The Problem - A fall in Naira's value and rising inflation rate dichotomy
According to available data, the Naira to the dollar is at an all time high, showing an upward trend from 1998. Similarly, data on Nigeria's inflation rate suggests that the price level has also been on an upward trajectory. This leads to an important question, Is the continuous increase in price level (Inflation) caused by a similar increase in exchange rate?
Economists attribute a persistent increase in price level to rising cost of production and excess demand. When inflation is caused by an increase in the cost of production it is called a cost push inflation. On the other hand, when the cause of inflation is demand, it is called a demand pull inflation. So, what can be attributed to the cause of Nigeria's inflation?
In my own opinion, Nigeria's high inflation rate is a play around exchange rate dynamics. How?
Nigeria's high inflation rate is a play around exchange rate dynamics
Macroeconomic equilibrium in an open economy suggests that aggregate demand and supply must be equal. A change in any of the factors affecting aggregate demand will cause the price level to increase or decrease and of course the exchange rate is one of those factors. Exchange rate in an open economy affects aggregate demand through investments, exports and imports.
Let’s start by taking a look at how the exchange rate affects investments - FDI. The strength of a country's currency will determine if it will attract investments or not. Although there are other factors that might be affecting FDI, a country’s currency is definitely a key determinant. Investopedia describes this phenomenon better. 'Investing in securities that are denominated in an appreciating currency can boost total returns, while investing in securities denominated in a depreciating currency can trim total returns.' This statement gives us an insight into why investment in the country is low. Nigeria is not an exception to this, as data from macrotrends and CBN statistical bulletin suggests that there is a negative correlation between inflows and the exchange rate.
The volume of imports as well as export is also affected by movements in the exchange rate. All things being equal, when the value of a currency appreciates, export decreases, while import increases and vice versa. This is because it is more expensive to export than to import. The increase or decrease in the value of a currency is a function of demand and supply for that particular currency which in turn depends on export and imports.
The statement above explains the Nigerian situation. Data from Macrotrends shows that since both variables peaked (Import peaked in 2011, while export peaked in 2012), export has continued to decline while import is almost at its peak - negative trade balance. There exists a kind of negative relationship between Nigeria's exchange rate and trade balance.
In all, despite the effect of exchange rate on the trio of export, import and investment, it is important to note that the trio also have an effect on exchange rate, as an increase in FDI, export, and a decrease in import has the tendency to increase the value of a currency. This is because the increase in both FDI and export leads to an increase in the demand for a currency, and a fall in imports leads to an decrease in the supply of the currency.
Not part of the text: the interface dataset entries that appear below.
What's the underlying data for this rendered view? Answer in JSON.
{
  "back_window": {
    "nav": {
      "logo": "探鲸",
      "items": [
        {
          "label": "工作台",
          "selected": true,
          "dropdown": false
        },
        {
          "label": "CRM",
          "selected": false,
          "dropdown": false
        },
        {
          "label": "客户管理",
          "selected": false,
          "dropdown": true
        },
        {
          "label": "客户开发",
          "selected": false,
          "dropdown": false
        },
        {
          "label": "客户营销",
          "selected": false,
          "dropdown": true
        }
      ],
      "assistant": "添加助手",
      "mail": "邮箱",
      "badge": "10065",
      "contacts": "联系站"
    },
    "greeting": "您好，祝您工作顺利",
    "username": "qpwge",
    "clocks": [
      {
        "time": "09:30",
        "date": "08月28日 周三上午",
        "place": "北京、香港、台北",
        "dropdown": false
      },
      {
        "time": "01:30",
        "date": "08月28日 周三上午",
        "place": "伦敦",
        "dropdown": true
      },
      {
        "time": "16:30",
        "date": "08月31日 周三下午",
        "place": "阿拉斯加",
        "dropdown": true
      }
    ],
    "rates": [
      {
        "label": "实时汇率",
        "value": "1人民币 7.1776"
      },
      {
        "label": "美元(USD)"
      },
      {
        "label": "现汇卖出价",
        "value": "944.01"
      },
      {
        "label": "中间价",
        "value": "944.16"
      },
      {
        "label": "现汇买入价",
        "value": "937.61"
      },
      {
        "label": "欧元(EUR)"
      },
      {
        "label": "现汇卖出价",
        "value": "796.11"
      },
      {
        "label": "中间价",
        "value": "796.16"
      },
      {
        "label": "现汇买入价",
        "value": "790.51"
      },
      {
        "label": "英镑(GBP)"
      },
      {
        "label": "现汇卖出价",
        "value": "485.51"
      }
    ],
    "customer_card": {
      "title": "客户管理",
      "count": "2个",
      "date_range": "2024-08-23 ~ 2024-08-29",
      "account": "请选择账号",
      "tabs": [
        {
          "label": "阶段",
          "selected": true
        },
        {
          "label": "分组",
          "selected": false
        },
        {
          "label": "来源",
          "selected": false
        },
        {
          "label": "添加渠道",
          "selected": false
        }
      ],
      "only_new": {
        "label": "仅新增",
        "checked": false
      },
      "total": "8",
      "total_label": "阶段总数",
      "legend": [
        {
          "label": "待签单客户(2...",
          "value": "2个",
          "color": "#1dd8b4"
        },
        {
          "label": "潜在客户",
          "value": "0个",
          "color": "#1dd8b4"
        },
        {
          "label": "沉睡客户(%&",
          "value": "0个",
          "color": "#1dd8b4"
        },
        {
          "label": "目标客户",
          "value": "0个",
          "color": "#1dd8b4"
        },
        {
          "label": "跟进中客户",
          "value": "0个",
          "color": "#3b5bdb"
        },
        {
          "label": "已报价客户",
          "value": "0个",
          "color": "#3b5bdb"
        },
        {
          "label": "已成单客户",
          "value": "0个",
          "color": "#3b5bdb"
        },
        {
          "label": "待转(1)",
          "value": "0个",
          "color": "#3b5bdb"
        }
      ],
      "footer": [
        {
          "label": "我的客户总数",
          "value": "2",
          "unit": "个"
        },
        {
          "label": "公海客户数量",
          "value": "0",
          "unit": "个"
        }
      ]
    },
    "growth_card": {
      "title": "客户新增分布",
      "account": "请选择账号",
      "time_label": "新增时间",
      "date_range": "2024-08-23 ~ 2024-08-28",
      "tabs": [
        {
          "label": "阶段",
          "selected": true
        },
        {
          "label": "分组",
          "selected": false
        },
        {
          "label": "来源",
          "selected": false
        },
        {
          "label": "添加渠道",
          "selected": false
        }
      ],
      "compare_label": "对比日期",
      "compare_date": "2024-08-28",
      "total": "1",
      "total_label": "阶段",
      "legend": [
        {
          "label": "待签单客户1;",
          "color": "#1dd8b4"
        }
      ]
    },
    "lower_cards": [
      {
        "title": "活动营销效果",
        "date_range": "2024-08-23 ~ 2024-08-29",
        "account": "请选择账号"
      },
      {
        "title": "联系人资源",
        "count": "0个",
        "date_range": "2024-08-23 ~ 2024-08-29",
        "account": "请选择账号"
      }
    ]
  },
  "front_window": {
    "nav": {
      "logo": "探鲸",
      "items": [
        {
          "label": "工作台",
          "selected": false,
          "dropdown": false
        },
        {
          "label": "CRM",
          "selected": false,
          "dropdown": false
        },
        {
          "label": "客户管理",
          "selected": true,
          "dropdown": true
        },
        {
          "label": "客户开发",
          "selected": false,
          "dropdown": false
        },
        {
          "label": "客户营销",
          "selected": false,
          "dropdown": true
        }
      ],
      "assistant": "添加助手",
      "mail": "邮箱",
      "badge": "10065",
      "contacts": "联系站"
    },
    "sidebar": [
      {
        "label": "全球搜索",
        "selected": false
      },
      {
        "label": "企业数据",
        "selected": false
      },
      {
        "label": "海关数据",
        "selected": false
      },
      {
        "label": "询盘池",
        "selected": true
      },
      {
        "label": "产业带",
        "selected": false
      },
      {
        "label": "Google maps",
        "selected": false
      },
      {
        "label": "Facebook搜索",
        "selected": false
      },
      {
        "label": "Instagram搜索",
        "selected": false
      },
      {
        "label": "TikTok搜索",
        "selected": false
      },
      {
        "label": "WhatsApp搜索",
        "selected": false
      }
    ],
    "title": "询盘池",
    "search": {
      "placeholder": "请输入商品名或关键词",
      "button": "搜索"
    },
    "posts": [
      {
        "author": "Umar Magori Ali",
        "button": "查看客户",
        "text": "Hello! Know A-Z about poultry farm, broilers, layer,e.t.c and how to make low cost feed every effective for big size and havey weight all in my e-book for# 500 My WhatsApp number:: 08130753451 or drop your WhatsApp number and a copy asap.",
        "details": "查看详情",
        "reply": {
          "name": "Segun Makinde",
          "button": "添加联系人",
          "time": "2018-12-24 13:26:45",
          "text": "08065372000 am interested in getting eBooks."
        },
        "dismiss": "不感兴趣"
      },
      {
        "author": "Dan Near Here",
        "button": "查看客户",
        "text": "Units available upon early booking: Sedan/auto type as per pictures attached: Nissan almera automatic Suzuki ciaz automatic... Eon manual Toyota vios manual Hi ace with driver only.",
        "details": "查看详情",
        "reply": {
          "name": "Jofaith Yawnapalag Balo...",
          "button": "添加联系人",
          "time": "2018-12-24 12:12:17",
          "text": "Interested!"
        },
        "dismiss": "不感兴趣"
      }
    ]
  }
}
Nigeria's exchange rate has consistently driven aggregate demand downwards courtesy of its effect on the three variables mentioned earlier. If you are familiar with the theory of demand and supply, such decrease ought to cause a fall in price and ultimately a fall in output. Yes, this is very true, the outcome is the same for the macro economy - aggregate price decreases, while output decreases. I think I have been able to explain the reason behind Nigeria's recessionary problems, however, this is just a part of the story. The poor value of the naira implies that the cost of importing raw materials and even finished goods has become really high. With inflation and unemployment rate sitting pretty high, we have a phenomenon called stagflation - high inflation, and low aggregate output which transcends to high unemployment.